6. NHS or National Health Service: The British system of healthcare has flaws and under Darth Cameron is soon likely to suffer significant cuts but it’s still better you’re going to find in, say, America, where having cancer turns your life into Breaking Bad.
This is irrelevant to the British, who take great delight in picking on the NHS like it was the kid in school who wears sweatpants. It is considered rude to interrupt tirades about the NHS with stories from your home country, like the time an HMO-run hospital refused to treat your daughter’s asthma attack until you could prove you had the means to pay them.
7. Coronation Street: Also known as “Corrie”. This soap opera set in a fictional town in Greater Manchester has been running since 1960 and is practically a religion for English women.
While the cast of most American soaps are so smoothed over they could be mannequins, Coronation Street actually casts ordinary-looking and sometimes even fat people. And I don’t mean Kevin James-fat but “long chat with your doctor about getting a motorized scooter”-fat. Not all the cast are plain of course but it’s nice to know there’s a place for actors who wouldn’t get near an American television unless they were standing on it to fix someone’s ceiling fan.
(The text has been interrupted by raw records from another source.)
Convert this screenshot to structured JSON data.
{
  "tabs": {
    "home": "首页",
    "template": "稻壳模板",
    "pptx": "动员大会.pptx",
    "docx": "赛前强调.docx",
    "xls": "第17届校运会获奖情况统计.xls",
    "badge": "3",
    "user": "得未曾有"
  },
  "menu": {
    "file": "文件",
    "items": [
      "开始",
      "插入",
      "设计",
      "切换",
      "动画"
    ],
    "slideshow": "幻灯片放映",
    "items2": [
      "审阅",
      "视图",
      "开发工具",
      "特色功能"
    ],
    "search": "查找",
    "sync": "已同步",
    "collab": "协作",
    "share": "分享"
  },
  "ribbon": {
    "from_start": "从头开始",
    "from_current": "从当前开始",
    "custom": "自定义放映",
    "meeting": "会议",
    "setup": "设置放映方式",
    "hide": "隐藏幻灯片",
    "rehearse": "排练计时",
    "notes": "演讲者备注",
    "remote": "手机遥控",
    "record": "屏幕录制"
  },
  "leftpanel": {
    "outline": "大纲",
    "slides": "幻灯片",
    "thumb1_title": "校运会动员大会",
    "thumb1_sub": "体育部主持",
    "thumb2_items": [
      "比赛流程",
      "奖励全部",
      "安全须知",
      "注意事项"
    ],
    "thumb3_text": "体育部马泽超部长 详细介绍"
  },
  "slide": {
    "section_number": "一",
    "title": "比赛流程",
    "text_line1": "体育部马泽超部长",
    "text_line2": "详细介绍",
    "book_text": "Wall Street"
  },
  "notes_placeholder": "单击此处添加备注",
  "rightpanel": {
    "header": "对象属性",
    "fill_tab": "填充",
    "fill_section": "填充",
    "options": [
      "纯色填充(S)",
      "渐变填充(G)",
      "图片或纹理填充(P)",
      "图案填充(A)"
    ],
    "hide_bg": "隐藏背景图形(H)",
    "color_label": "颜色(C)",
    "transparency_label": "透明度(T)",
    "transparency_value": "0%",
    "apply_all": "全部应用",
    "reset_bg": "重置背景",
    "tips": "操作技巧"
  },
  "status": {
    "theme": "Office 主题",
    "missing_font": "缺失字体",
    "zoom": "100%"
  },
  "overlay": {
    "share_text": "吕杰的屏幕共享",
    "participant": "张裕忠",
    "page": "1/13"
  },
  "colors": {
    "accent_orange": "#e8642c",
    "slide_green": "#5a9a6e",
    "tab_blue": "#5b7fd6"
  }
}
Temptation will be great but do not – I repeat – do not – mock or in any other way disrupt the watching of Coronation Street. I’m telling you this because I’m your friend and I care about you.
8. Rhyming slang: So you’ve seen a few Guy Ritchie movies and know that being “in barney” means you’re in trouble and that when things go “Pete Tong” it’s time to start looking for the door. As a tourist you should avoid using these and other rhyming slang – rather than making you sound tough or street smart it will signal to everyone within earshot that you are in dire need of what the English endearingly call “a kicking.”
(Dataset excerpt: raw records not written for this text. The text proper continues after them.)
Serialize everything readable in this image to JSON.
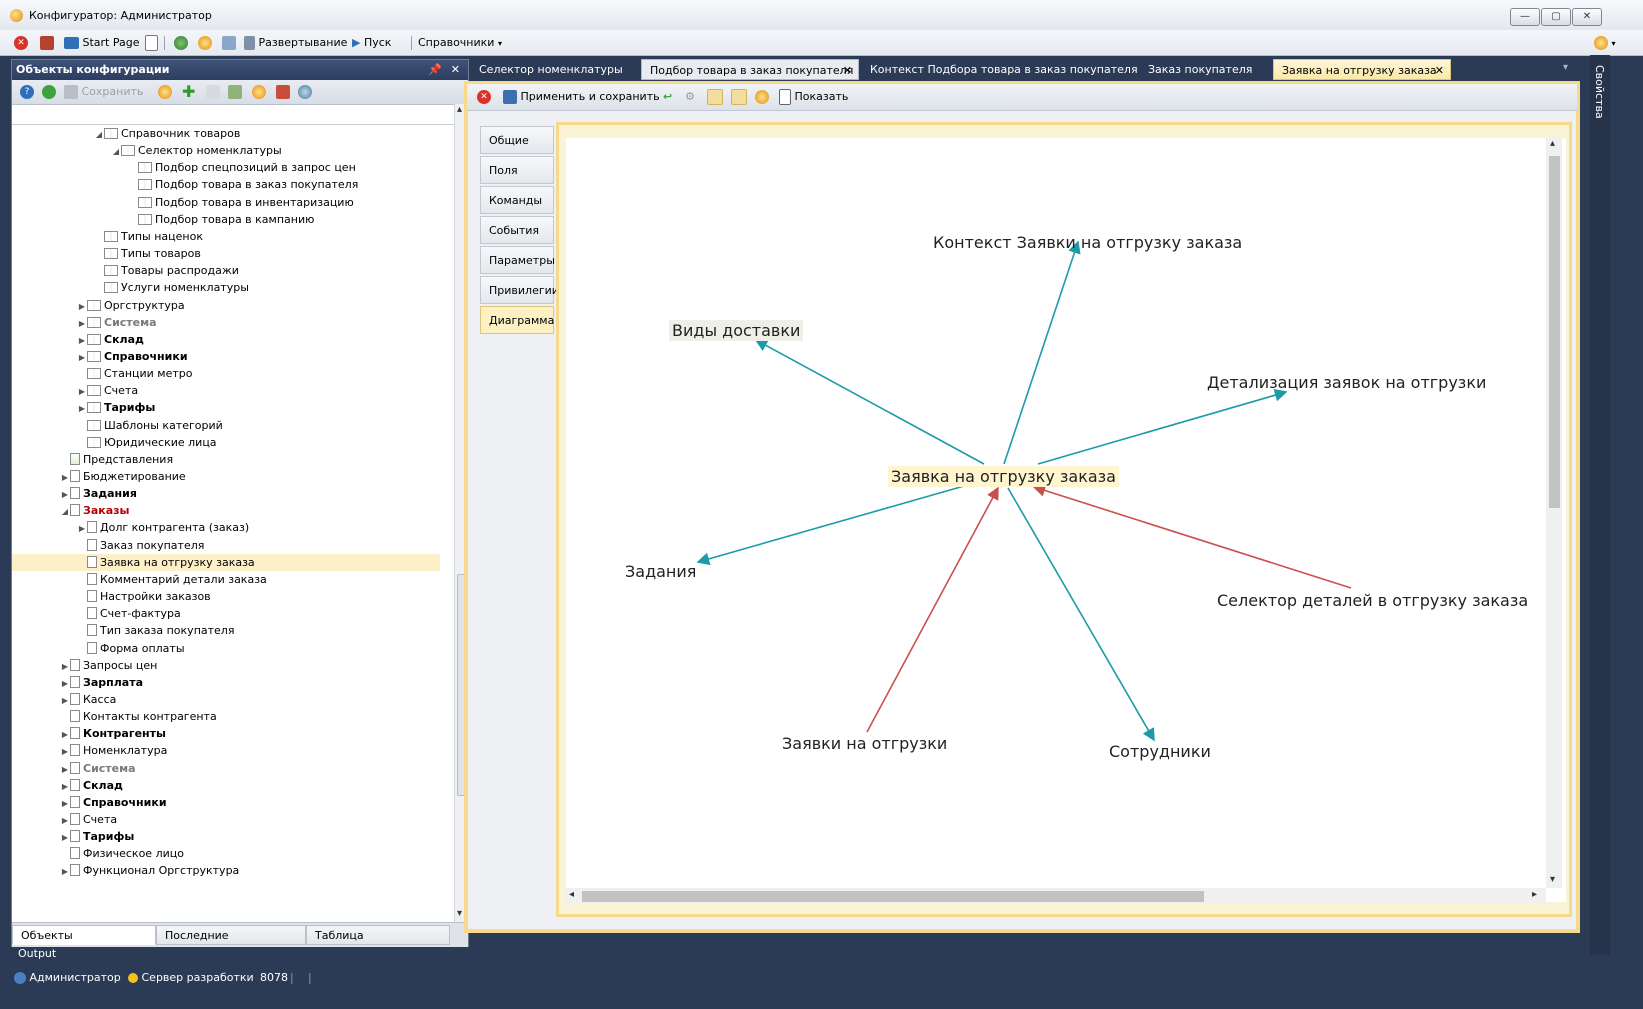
{
  "window": {
    "title": "Конфигуратор: Администратор"
  },
  "menubar": {
    "start_page": "Start Page",
    "deploy": "Развертывание",
    "run": "Пуск",
    "references": "Справочники"
  },
  "left_panel": {
    "title": "Объекты конфигурации",
    "save_label": "Сохранить",
    "tree": [
      {
        "label": "Справочник товаров",
        "level": 6,
        "exp": "◢",
        "icon": "book",
        "style": ""
      },
      {
        "label": "Селектор номенклатуры",
        "level": 7,
        "exp": "◢",
        "icon": "book",
        "style": ""
      },
      {
        "label": "Подбор спецпозиций в запрос цен",
        "level": 8,
        "exp": "",
        "icon": "book",
        "style": ""
      },
      {
        "label": "Подбор товара в заказ покупателя",
        "level": 8,
        "exp": "",
        "icon": "book",
        "style": ""
      },
      {
        "label": "Подбор товара в инвентаризацию",
        "level": 8,
        "exp": "",
        "icon": "book",
        "style": ""
      },
      {
        "label": "Подбор товара в кампанию",
        "level": 8,
        "exp": "",
        "icon": "book",
        "style": ""
      },
      {
        "label": "Типы наценок",
        "level": 6,
        "exp": "",
        "icon": "book",
        "style": ""
      },
      {
        "label": "Типы товаров",
        "level": 6,
        "exp": "",
        "icon": "book",
        "style": ""
      },
      {
        "label": "Товары распродажи",
        "level": 6,
        "exp": "",
        "icon": "book",
        "style": ""
      },
      {
        "label": "Услуги номенклатуры",
        "level": 6,
        "exp": "",
        "icon": "book",
        "style": ""
      },
      {
        "label": "Оргструктура",
        "level": 5,
        "exp": "▶",
        "icon": "book",
        "style": ""
      },
      {
        "label": "Система",
        "level": 5,
        "exp": "▶",
        "icon": "book",
        "style": "gray"
      },
      {
        "label": "Склад",
        "level": 5,
        "exp": "▶",
        "icon": "book",
        "style": "bold"
      },
      {
        "label": "Справочники",
        "level": 5,
        "exp": "▶",
        "icon": "book",
        "style": "bold"
      },
      {
        "label": "Станции метро",
        "level": 5,
        "exp": "",
        "icon": "book",
        "style": ""
      },
      {
        "label": "Счета",
        "level": 5,
        "exp": "▶",
        "icon": "book",
        "style": ""
      },
      {
        "label": "Тарифы",
        "level": 5,
        "exp": "▶",
        "icon": "book",
        "style": "bold"
      },
      {
        "label": "Шаблоны категорий",
        "level": 5,
        "exp": "",
        "icon": "book",
        "style": ""
      },
      {
        "label": "Юридические лица",
        "level": 5,
        "exp": "",
        "icon": "book",
        "style": ""
      },
      {
        "label": "Представления",
        "level": 4,
        "exp": "",
        "icon": "rep",
        "style": ""
      },
      {
        "label": "Бюджетирование",
        "level": 4,
        "exp": "▶",
        "icon": "page",
        "style": ""
      },
      {
        "label": "Задания",
        "level": 4,
        "exp": "▶",
        "icon": "page",
        "style": "bold"
      },
      {
        "label": "Заказы",
        "level": 4,
        "exp": "◢",
        "icon": "page",
        "style": "red"
      },
      {
        "label": "Долг контрагента (заказ)",
        "level": 5,
        "exp": "▶",
        "icon": "page",
        "style": ""
      },
      {
        "label": "Заказ покупателя",
        "level": 5,
        "exp": "",
        "icon": "page",
        "style": ""
      },
      {
        "label": "Заявка на отгрузку заказа",
        "level": 5,
        "exp": "",
        "icon": "page",
        "style": "sel"
      },
      {
        "label": "Комментарий детали заказа",
        "level": 5,
        "exp": "",
        "icon": "page",
        "style": ""
      },
      {
        "label": "Настройки заказов",
        "level": 5,
        "exp": "",
        "icon": "page",
        "style": ""
      },
      {
        "label": "Счет-фактура",
        "level": 5,
        "exp": "",
        "icon": "page",
        "style": ""
      },
      {
        "label": "Тип заказа покупателя",
        "level": 5,
        "exp": "",
        "icon": "page",
        "style": ""
      },
      {
        "label": "Форма оплаты",
        "level": 5,
        "exp": "",
        "icon": "page",
        "style": ""
      },
      {
        "label": "Запросы цен",
        "level": 4,
        "exp": "▶",
        "icon": "page",
        "style": ""
      },
      {
        "label": "Зарплата",
        "level": 4,
        "exp": "▶",
        "icon": "page",
        "style": "bold"
      },
      {
        "label": "Касса",
        "level": 4,
        "exp": "▶",
        "icon": "page",
        "style": ""
      },
      {
        "label": "Контакты контрагента",
        "level": 4,
        "exp": "",
        "icon": "page",
        "style": ""
      },
      {
        "label": "Контрагенты",
        "level": 4,
        "exp": "▶",
        "icon": "page",
        "style": "bold"
      },
      {
        "label": "Номенклатура",
        "level": 4,
        "exp": "▶",
        "icon": "page",
        "style": ""
      },
      {
        "label": "Система",
        "level": 4,
        "exp": "▶",
        "icon": "page",
        "style": "gray"
      },
      {
        "label": "Склад",
        "level": 4,
        "exp": "▶",
        "icon": "page",
        "style": "bold"
      },
      {
        "label": "Справочники",
        "level": 4,
        "exp": "▶",
        "icon": "page",
        "style": "bold"
      },
      {
        "label": "Счета",
        "level": 4,
        "exp": "▶",
        "icon": "page",
        "style": ""
      },
      {
        "label": "Тарифы",
        "level": 4,
        "exp": "▶",
        "icon": "page",
        "style": "bold"
      },
      {
        "label": "Физическое лицо",
        "level": 4,
        "exp": "",
        "icon": "page",
        "style": ""
      },
      {
        "label": "Функционал Оргструктура",
        "level": 4,
        "exp": "▶",
        "icon": "page",
        "style": ""
      }
    ],
    "tabs": [
      "Объекты",
      "Последние",
      "Таблица"
    ]
  },
  "doc_tabs": [
    "Селектор номенклатуры",
    "Подбор товара в заказ покупателя",
    "Контекст Подбора товара в заказ покупателя",
    "Заказ покупателя",
    "Заявка на отгрузку заказа"
  ],
  "doc_toolbar": {
    "apply_save": "Применить и сохранить",
    "show": "Показать"
  },
  "side_tabs": [
    "Общие",
    "Поля",
    "Команды",
    "События",
    "Параметры",
    "Привилегии",
    "Диаграмма"
  ],
  "diagram": {
    "center": "Заявка на отгрузку заказа",
    "nodes": {
      "context": "Контекст Заявки на отгрузку заказа",
      "delivery": "Виды доставки",
      "detail": "Детализация заявок на отгрузки",
      "tasks": "Задания",
      "selector": "Селектор деталей в отгрузку заказа",
      "requests": "Заявки на отгрузки",
      "staff": "Сотрудники"
    },
    "colors": {
      "outgoing": "#1b9aa8",
      "incoming": "#c9504d"
    }
  },
  "right_strip": "Свойства",
  "output_label": "Output",
  "status": {
    "user": "Администратор",
    "server": "Сервер разработки",
    "port": "8078"
  }
}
This same wisdom applies to the words “mate”, “blimey”, “guvnor” and “toodle-pip”. In fact if you say “toodle-pip” I will come to your house and kick you straight in the business myself.
9. The Only Way is Essex: The people of England treat Essex county much the same way America does New Jersey – like a redheaded stepchild. Maybe, then, we shouldn’t be surprised that Essex has produced the budget equivalent of Jersey Shore in The Only Way is Essex. It’s not worth my time or yours to name the characters, so just picture a group of twentysomethings who all sound like they’re talking through a mouthful of marbles drinking too much and firing DNA at one another.
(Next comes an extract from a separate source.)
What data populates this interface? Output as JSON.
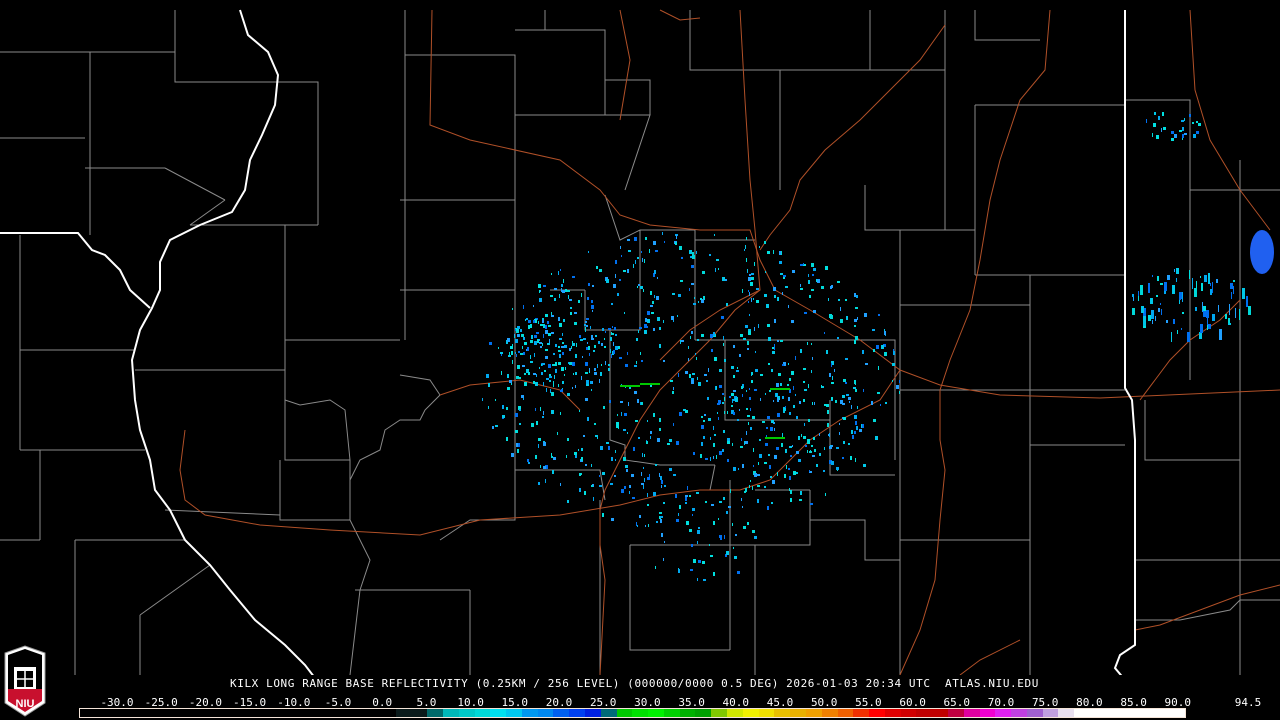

After an episode or two of this you won’t have a hard time imagining why the English sometimes debate jack-hammering Essex free from the rest of the country and pushing it gently towards mainland Europe.
I challenge you to watch the clip below and try not to hear the sound of seven trumpets heralding the End of Days.
10. The Royal Family: The surest way to end a conversation with your average British citizen is to start talking about how amazing it must be to have a royal family. The royals are to the English what the Kennedys are to Americans – the good ones are dead and the rest are floating on an ever-thinning cloud of good will.
Now that you’re up to speed on the finer points of British culture it’s time to get serious about making arrangements. Next Wednesday I tell you why you shouldn’t fly with Canada’s flagship airline in “So You Want to Go to England: Getting There – Air Canada”
Comic, humorist, bon vivant and ranconteur, Brennan Storr is a Victoria resident and aspiring writer – from time to time we post some of his incredibly amusing words from LargelyTheTruth.com